Meanwhile, Philadelphia officials are not the only ones navigating these murky waters. 

In New York City, where challenges to Stop and Frisk practices garnered national headlines, Mayor Eric Adams has reinstated the kind of street-level anti-crime units responsible for the unconstitutional practices that led to a ban of Stop and Frisk in New York.

A recent report by a court-appointed monitor found that illegal stops were still occurring in New York, the New York Times reported in June, noting: 

Almost all of the stops made by the rebranded “neighborhood safety teams” analyzed in the report—97 percent—were of Black or Hispanic people, and 24 percent of the stops were unconstitutional. Of 230 car stops included in the sample, only two appear to have turned up weapons, the report said. 

It’s against this backdrop of uncertainty over the legacy and future of Stop and Frisk that the Philadelphia ski mask ban has advanced. 

“This ordinance would add another target on the backs of Black and Brown youth.”

Unintended Consequences

Critics of the Philadelphia ski mask ban say it will give police an excuse to unfairly and unconstitutionally target people of color, especially young men, with police stops.
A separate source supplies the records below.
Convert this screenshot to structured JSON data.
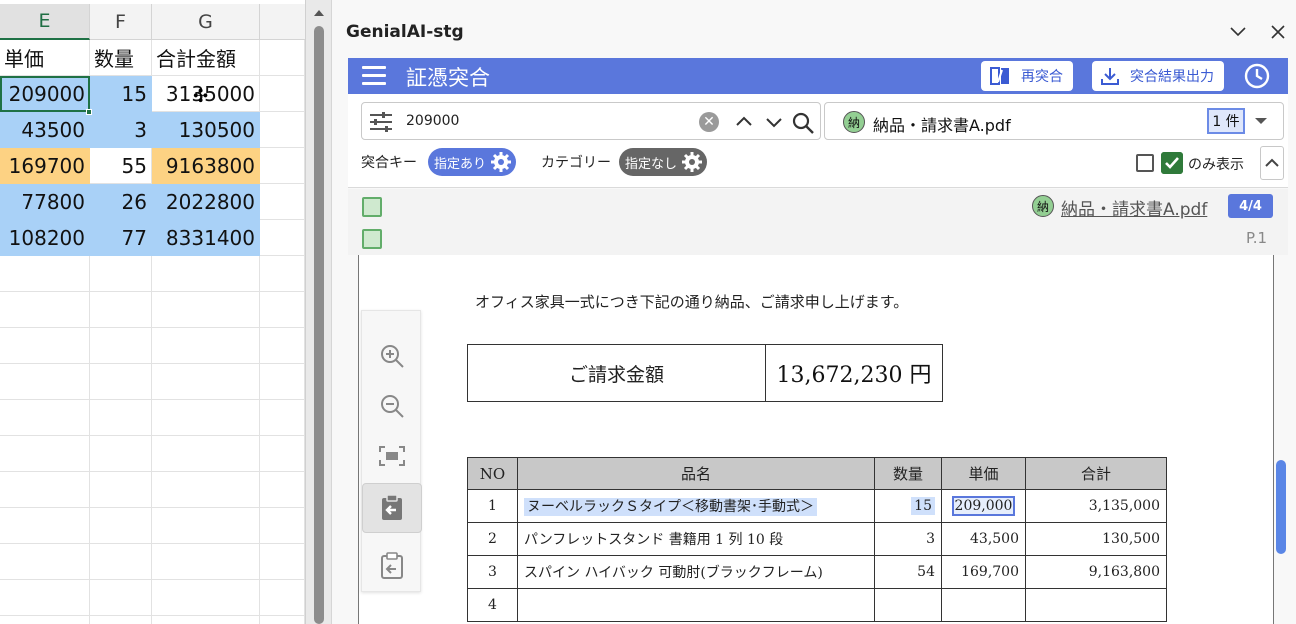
{
  "sheet": {
    "columns": [
      {
        "label": "E",
        "selected": true
      },
      {
        "label": "F",
        "selected": false
      },
      {
        "label": "G",
        "selected": false
      }
    ],
    "header_row": [
      "単価",
      "数量",
      "合計金額"
    ],
    "rows": [
      {
        "unit": "209000",
        "qty": "15",
        "total": "3135000",
        "unit_bg": "blue",
        "qty_bg": "blue",
        "total_bg": "white"
      },
      {
        "unit": "43500",
        "qty": "3",
        "total": "130500",
        "unit_bg": "blue",
        "qty_bg": "blue",
        "total_bg": "blue"
      },
      {
        "unit": "169700",
        "qty": "55",
        "total": "9163800",
        "unit_bg": "orange",
        "qty_bg": "white",
        "total_bg": "orange"
      },
      {
        "unit": "77800",
        "qty": "26",
        "total": "2022800",
        "unit_bg": "blue",
        "qty_bg": "blue",
        "total_bg": "blue"
      },
      {
        "unit": "108200",
        "qty": "77",
        "total": "8331400",
        "unit_bg": "blue",
        "qty_bg": "blue",
        "total_bg": "blue"
      }
    ]
  },
  "panel": {
    "title": "GenialAI-stg",
    "app_title": "証憑突合",
    "rematch_label": "再突合",
    "export_label": "突合結果出力",
    "search": {
      "value": "209000",
      "placeholder": ""
    },
    "file_badge": "納",
    "file_name": "納品・請求書A.pdf",
    "count": "1 件",
    "match_key_label": "突合キー",
    "match_key_pill": "指定あり",
    "category_label": "カテゴリー",
    "category_pill": "指定なし",
    "only_label": "のみ表示",
    "result_file": "納品・請求書A.pdf",
    "result_count": "4/4",
    "page_label": "P.1"
  },
  "document": {
    "intro": "オフィス家具一式につき下記の通り納品、ご請求申し上げます。",
    "amount_label": "ご請求金額",
    "amount_value": "13,672,230 円",
    "table": {
      "headers": [
        "NO",
        "品名",
        "数量",
        "単価",
        "合計"
      ],
      "rows": [
        {
          "no": "1",
          "name": "ヌーベルラックＳタイプ＜移動書架･手動式＞",
          "qty": "15",
          "price": "209,000",
          "total": "3,135,000"
        },
        {
          "no": "2",
          "name": "パンフレットスタンド 書籍用 1 列 10 段",
          "qty": "3",
          "price": "43,500",
          "total": "130,500"
        },
        {
          "no": "3",
          "name": "スパイン ハイバック 可動肘(ブラックフレーム)",
          "qty": "54",
          "price": "169,700",
          "total": "9,163,800"
        },
        {
          "no": "4",
          "name": "",
          "qty": "",
          "price": "",
          "total": ""
        }
      ]
    }
  },
  "colors": {
    "accent": "#5a77dc",
    "sheet_blue": "#a9d1f7",
    "sheet_orange": "#fdd283",
    "check_green": "#2f7a3a"
  }
}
In other words, it is a return to the practices curtailed under the city’s settlement over Stop and Frisk. And that intent, Worlds told NPQ, has been, at times, explicit. 

Worlds cites a Philadelphia City Council hearing on the proposed ski mask ban, at which a deputy commissioner told council members that the ordinance would allow police to more easily “put their hands” on targets otherwise doing nothing illegal. 

“They’re doing this solely for the purpose of pretext” to stop people, said Worlds. 

“And who will they pick if they’re going to use this to put their hands on people? We know the answer from history—we know the answer from current practice,” said Worlds. “It is blatant. To the extent it’s veiled, the veil is so thin that it evaporates in the sunlight.” 

The ACLU-PA has spoken out against the proposed ordinance but has not yet taken legal action—though that could change. 

Meanwhile, the ACLU-PA’s Worlds and other civil libertarians around the country are closely watching the events unfolding in Philadelphia. Should the ban on ski masks be approved, Worlds says, there is a good possibility other municipalities will pursue similar measures—to the detriment, Worlds noted, of the same populations of Black and Brown people who have already been disproportionately and illegally subjected to warrantless police stops. An Atlanta City Council member has already proposed a similar ban in that city. 

“This ordinance would add another target on the backs of Black and Brown youth,” said Worlds. If the city council truly wants to reduce crime, I’d suggest that they focus their attention, their money, and their time on things that actually are proven to reduce crime like housing assistance, food assistance, childcare, mental health resources, and educational resources.”